> ACTIVITY
Nothing should be left out when you copy the entries below.

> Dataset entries

[Start of Attachment]

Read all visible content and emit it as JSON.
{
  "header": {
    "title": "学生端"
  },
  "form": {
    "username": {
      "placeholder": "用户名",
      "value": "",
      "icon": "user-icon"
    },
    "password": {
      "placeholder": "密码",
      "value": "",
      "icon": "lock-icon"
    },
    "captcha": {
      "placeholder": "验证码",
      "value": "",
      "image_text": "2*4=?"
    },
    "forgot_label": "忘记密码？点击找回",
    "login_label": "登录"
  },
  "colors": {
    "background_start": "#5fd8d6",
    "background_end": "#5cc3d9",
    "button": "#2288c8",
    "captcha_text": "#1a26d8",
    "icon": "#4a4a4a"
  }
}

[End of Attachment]

> SOLUTION FOR THIS TASK
Read all visible content and emit it as JSON.
{
  "header": {
    "title": "学生端"
  },
  "form": {
    "username": {
      "placeholder": "用户名",
      "value": "",
      "icon": "user-icon"
    },
    "password": {
      "placeholder": "密码",
      "value": "",
      "icon": "lock-icon"
    },
    "captcha": {
      "placeholder": "验证码",
      "value": "",
      "image_text": "2*4=?"
    },
    "forgot_label": "忘记密码？点击找回",
    "login_label": "登录"
  },
  "colors": {
    "background_start": "#5fd8d6",
    "background_end": "#5cc3d9",
    "button": "#2288c8",
    "captcha_text": "#1a26d8",
    "icon": "#4a4a4a"
  }
}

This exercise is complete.